Our overheads for doing church are very low. Often our teachers, elders and mentors are unpaid, ordinary people. We teach and encourage people to give to the poor, especially to Christian ministries that serve the poor. Every week the groups serve needs amongst one another and sometimes this includes financial giving.
We strongly encourage giving towards church planting. We also encourage honouring elders and teachers financially, according to 1Timothy 5:17 and Galatians 6:6. This does not always mean paying a salary.
Q: WHO ARE THE CHURCHES ALIGNED TO?
Simple churches do not usually align with denominations. Some are completely independent, which is not healthy. Others are aligned to existing congregational churches. The ones we start are mostly connected in networks that align with a church planting team.
Church Planting teams have coaches and mentors. Once a network of churches matures and develops its own leadership, the church planting team will withdraw and act in a mentoring capacity.
Q: HOW DO PEOPLE JOIN?
We don’t grow churches by adding people. We rather plant new churches. Too much of our Western Christianity is about trying to grow churches by taking members from other churches. We don’t target Christians. If a Christian wants to join us, he or she immediately gets promoted to church planter.
We will assist this person to start a new church by coaching and mentoring the process. We are always on the lookout for workers. Every one of our members prays daily for workers to go into the harvest fields and make disciples of the unchurched (Luke 10:2).
Q: ARE CONGREGATIONAL CHURCHES INVOLVED IN PLANTING SIMPLE CHURCHES?
When we started out planting simple churches from normal congregational life, we thought it would be an easy transition. We discovered the words of Jesus in John 12:24 to be true, “Unless a grain of wheat falls to the ground and dies, it can bear no fruit.” We had to die to a lot of Western church culture and personal ambition before we saw the beginnings of a church planting movement. It was not easy.

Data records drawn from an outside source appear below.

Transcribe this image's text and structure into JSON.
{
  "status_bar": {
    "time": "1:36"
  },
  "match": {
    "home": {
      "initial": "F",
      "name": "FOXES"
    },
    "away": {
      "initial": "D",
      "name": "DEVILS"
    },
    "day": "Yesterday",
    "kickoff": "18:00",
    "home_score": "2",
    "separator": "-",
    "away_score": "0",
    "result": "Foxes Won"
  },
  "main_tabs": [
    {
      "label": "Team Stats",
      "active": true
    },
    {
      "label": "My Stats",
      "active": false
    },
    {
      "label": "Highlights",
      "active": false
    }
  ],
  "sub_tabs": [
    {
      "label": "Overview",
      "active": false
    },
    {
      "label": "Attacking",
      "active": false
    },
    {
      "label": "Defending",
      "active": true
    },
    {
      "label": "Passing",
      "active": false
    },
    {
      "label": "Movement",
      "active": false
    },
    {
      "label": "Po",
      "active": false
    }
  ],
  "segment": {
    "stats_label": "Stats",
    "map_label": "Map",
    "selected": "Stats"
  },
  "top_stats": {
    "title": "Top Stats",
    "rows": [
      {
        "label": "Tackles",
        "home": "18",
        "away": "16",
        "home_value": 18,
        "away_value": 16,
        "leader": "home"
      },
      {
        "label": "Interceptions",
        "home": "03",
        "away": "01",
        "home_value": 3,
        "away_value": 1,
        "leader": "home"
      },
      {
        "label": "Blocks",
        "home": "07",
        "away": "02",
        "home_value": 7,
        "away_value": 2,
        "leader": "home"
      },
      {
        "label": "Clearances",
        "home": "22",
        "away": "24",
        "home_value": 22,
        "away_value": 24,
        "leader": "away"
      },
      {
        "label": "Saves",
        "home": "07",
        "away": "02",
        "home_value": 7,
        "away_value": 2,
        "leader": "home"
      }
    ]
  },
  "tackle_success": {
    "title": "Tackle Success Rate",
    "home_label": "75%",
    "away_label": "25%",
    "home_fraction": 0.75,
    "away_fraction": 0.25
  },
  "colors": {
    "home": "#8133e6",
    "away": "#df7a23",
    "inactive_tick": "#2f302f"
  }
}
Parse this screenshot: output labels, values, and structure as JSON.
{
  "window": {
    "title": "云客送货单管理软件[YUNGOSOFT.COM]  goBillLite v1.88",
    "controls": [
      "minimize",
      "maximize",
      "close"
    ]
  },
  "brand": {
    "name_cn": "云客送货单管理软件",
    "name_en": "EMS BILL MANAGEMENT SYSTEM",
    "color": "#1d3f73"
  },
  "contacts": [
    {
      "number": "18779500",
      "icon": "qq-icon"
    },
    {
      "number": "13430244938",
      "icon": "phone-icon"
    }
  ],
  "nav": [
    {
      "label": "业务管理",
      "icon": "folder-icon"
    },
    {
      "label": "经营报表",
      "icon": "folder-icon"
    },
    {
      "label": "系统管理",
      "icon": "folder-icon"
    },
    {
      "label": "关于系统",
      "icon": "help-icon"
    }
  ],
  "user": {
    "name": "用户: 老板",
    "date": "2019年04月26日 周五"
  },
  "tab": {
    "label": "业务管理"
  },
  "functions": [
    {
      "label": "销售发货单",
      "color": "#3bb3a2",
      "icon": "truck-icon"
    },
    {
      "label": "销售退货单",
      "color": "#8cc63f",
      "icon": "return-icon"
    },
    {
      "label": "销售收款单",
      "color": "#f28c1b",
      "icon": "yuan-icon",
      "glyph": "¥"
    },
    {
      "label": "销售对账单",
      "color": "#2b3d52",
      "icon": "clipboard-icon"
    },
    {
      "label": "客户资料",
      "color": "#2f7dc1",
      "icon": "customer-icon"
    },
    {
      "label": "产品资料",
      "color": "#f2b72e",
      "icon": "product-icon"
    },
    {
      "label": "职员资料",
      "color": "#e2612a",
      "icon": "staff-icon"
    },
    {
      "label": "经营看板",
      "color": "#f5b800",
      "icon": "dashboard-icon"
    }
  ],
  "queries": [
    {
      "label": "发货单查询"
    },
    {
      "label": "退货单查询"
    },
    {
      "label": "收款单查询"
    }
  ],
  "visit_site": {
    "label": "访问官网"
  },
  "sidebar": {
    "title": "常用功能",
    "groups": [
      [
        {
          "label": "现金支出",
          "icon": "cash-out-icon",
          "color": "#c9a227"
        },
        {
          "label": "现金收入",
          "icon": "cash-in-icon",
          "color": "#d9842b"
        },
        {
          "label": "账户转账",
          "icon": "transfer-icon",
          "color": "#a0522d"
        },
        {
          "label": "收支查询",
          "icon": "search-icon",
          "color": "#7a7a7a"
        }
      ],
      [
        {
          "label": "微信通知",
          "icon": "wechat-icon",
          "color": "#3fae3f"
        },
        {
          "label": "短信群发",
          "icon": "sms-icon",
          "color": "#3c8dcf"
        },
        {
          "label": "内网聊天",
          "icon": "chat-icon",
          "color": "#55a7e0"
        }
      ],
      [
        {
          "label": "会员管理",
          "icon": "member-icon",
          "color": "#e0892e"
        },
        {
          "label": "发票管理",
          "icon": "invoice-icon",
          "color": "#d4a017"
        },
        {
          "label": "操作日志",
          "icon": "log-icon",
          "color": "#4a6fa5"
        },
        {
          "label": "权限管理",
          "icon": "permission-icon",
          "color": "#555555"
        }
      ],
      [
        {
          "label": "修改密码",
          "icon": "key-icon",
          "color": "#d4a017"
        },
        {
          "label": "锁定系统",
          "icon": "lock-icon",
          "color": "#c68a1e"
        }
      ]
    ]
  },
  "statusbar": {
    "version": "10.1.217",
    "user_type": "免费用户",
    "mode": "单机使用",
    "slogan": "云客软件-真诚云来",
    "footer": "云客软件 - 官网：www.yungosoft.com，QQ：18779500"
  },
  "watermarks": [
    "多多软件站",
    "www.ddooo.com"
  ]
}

So if a church and its leadership are prepared to let go of these things, they will be able to see church planting movements birthed. We are partnering with some congregational churches that have a desire to see their communities turn to Christ.